■ WHAT THE EXERCISE ASKS ■
Each record that comes next should be output exactly; pictures do not belong in the copy.
━━ DATA ━━
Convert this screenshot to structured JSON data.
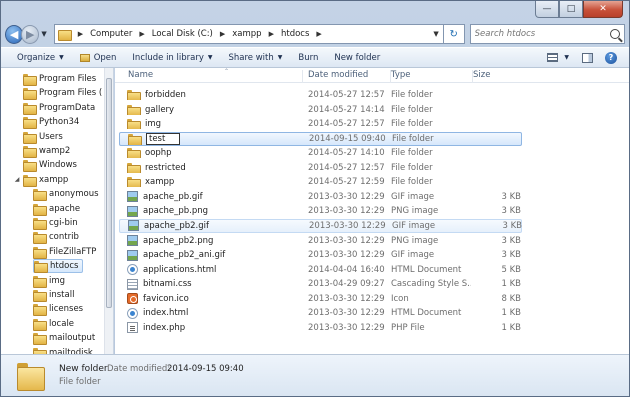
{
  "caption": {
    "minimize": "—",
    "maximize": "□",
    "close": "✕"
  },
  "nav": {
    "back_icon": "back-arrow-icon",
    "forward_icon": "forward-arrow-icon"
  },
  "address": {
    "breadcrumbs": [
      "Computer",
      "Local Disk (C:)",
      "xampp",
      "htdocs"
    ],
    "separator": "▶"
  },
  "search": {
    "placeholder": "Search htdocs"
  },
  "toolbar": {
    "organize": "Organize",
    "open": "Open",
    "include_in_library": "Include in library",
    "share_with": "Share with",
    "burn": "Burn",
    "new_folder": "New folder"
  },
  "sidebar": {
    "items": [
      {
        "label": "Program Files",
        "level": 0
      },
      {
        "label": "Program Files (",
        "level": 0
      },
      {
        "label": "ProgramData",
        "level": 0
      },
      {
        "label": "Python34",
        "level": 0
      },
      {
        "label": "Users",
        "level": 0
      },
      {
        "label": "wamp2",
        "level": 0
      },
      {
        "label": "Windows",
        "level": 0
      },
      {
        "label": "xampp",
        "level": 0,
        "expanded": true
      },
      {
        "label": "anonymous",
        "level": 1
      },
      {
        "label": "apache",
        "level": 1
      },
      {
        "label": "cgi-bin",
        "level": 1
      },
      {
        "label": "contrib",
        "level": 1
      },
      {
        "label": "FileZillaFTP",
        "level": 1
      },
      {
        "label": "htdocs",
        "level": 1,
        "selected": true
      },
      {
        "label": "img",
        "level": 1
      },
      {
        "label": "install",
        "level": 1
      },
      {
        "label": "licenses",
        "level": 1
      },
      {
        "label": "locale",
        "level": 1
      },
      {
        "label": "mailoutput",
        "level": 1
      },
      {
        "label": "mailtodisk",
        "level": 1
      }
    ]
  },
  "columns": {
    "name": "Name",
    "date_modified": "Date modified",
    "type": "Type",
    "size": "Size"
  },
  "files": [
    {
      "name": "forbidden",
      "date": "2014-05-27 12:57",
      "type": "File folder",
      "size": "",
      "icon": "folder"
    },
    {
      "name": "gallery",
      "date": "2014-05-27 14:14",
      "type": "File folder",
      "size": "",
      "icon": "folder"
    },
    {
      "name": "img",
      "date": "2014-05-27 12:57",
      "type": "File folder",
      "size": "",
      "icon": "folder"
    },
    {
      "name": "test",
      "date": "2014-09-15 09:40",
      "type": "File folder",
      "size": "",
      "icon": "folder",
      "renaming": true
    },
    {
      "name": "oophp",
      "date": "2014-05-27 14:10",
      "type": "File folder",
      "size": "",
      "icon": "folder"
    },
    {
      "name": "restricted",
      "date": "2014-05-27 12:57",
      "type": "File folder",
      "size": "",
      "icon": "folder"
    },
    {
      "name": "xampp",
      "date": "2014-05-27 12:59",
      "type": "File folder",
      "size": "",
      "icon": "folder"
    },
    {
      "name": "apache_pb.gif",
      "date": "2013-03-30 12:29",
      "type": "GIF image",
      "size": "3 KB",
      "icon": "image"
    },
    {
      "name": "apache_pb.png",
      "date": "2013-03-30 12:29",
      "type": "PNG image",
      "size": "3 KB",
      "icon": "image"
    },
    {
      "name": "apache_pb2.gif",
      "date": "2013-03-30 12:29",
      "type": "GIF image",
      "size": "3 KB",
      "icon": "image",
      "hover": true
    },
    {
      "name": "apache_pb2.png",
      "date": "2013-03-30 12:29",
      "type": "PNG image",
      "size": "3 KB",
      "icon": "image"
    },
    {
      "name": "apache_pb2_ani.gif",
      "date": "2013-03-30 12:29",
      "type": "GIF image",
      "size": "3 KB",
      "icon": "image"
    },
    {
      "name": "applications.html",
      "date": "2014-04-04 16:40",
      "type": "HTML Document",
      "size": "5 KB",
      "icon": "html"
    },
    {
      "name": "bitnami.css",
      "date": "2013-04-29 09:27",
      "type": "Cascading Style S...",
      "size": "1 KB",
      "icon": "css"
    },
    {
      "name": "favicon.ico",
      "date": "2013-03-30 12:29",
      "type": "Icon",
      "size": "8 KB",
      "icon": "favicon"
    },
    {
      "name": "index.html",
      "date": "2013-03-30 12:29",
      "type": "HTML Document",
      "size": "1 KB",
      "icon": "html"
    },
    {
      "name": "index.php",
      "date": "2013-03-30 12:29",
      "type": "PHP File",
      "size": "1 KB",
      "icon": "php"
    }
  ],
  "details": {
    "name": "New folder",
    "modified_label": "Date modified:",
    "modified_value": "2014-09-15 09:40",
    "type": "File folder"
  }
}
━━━
■ OUTPUT BELOW ■
Convert this screenshot to structured JSON data.
{
  "caption": {
    "minimize": "—",
    "maximize": "□",
    "close": "✕"
  },
  "nav": {
    "back_icon": "back-arrow-icon",
    "forward_icon": "forward-arrow-icon"
  },
  "address": {
    "breadcrumbs": [
      "Computer",
      "Local Disk (C:)",
      "xampp",
      "htdocs"
    ],
    "separator": "▶"
  },
  "search": {
    "placeholder": "Search htdocs"
  },
  "toolbar": {
    "organize": "Organize",
    "open": "Open",
    "include_in_library": "Include in library",
    "share_with": "Share with",
    "burn": "Burn",
    "new_folder": "New folder"
  },
  "sidebar": {
    "items": [
      {
        "label": "Program Files",
        "level": 0
      },
      {
        "label": "Program Files (",
        "level": 0
      },
      {
        "label": "ProgramData",
        "level": 0
      },
      {
        "label": "Python34",
        "level": 0
      },
      {
        "label": "Users",
        "level": 0
      },
      {
        "label": "wamp2",
        "level": 0
      },
      {
        "label": "Windows",
        "level": 0
      },
      {
        "label": "xampp",
        "level": 0,
        "expanded": true
      },
      {
        "label": "anonymous",
        "level": 1
      },
      {
        "label": "apache",
        "level": 1
      },
      {
        "label": "cgi-bin",
        "level": 1
      },
      {
        "label": "contrib",
        "level": 1
      },
      {
        "label": "FileZillaFTP",
        "level": 1
      },
      {
        "label": "htdocs",
        "level": 1,
        "selected": true
      },
      {
        "label": "img",
        "level": 1
      },
      {
        "label": "install",
        "level": 1
      },
      {
        "label": "licenses",
        "level": 1
      },
      {
        "label": "locale",
        "level": 1
      },
      {
        "label": "mailoutput",
        "level": 1
      },
      {
        "label": "mailtodisk",
        "level": 1
      }
    ]
  },
  "columns": {
    "name": "Name",
    "date_modified": "Date modified",
    "type": "Type",
    "size": "Size"
  },
  "files": [
    {
      "name": "forbidden",
      "date": "2014-05-27 12:57",
      "type": "File folder",
      "size": "",
      "icon": "folder"
    },
    {
      "name": "gallery",
      "date": "2014-05-27 14:14",
      "type": "File folder",
      "size": "",
      "icon": "folder"
    },
    {
      "name": "img",
      "date": "2014-05-27 12:57",
      "type": "File folder",
      "size": "",
      "icon": "folder"
    },
    {
      "name": "test",
      "date": "2014-09-15 09:40",
      "type": "File folder",
      "size": "",
      "icon": "folder",
      "renaming": true
    },
    {
      "name": "oophp",
      "date": "2014-05-27 14:10",
      "type": "File folder",
      "size": "",
      "icon": "folder"
    },
    {
      "name": "restricted",
      "date": "2014-05-27 12:57",
      "type": "File folder",
      "size": "",
      "icon": "folder"
    },
    {
      "name": "xampp",
      "date": "2014-05-27 12:59",
      "type": "File folder",
      "size": "",
      "icon": "folder"
    },
    {
      "name": "apache_pb.gif",
      "date": "2013-03-30 12:29",
      "type": "GIF image",
      "size": "3 KB",
      "icon": "image"
    },
    {
      "name": "apache_pb.png",
      "date": "2013-03-30 12:29",
      "type": "PNG image",
      "size": "3 KB",
      "icon": "image"
    },
    {
      "name": "apache_pb2.gif",
      "date": "2013-03-30 12:29",
      "type": "GIF image",
      "size": "3 KB",
      "icon": "image",
      "hover": true
    },
    {
      "name": "apache_pb2.png",
      "date": "2013-03-30 12:29",
      "type": "PNG image",
      "size": "3 KB",
      "icon": "image"
    },
    {
      "name": "apache_pb2_ani.gif",
      "date": "2013-03-30 12:29",
      "type": "GIF image",
      "size": "3 KB",
      "icon": "image"
    },
    {
      "name": "applications.html",
      "date": "2014-04-04 16:40",
      "type": "HTML Document",
      "size": "5 KB",
      "icon": "html"
    },
    {
      "name": "bitnami.css",
      "date": "2013-04-29 09:27",
      "type": "Cascading Style S...",
      "size": "1 KB",
      "icon": "css"
    },
    {
      "name": "favicon.ico",
      "date": "2013-03-30 12:29",
      "type": "Icon",
      "size": "8 KB",
      "icon": "favicon"
    },
    {
      "name": "index.html",
      "date": "2013-03-30 12:29",
      "type": "HTML Document",
      "size": "1 KB",
      "icon": "html"
    },
    {
      "name": "index.php",
      "date": "2013-03-30 12:29",
      "type": "PHP File",
      "size": "1 KB",
      "icon": "php"
    }
  ],
  "details": {
    "name": "New folder",
    "modified_label": "Date modified:",
    "modified_value": "2014-09-15 09:40",
    "type": "File folder"
  }
}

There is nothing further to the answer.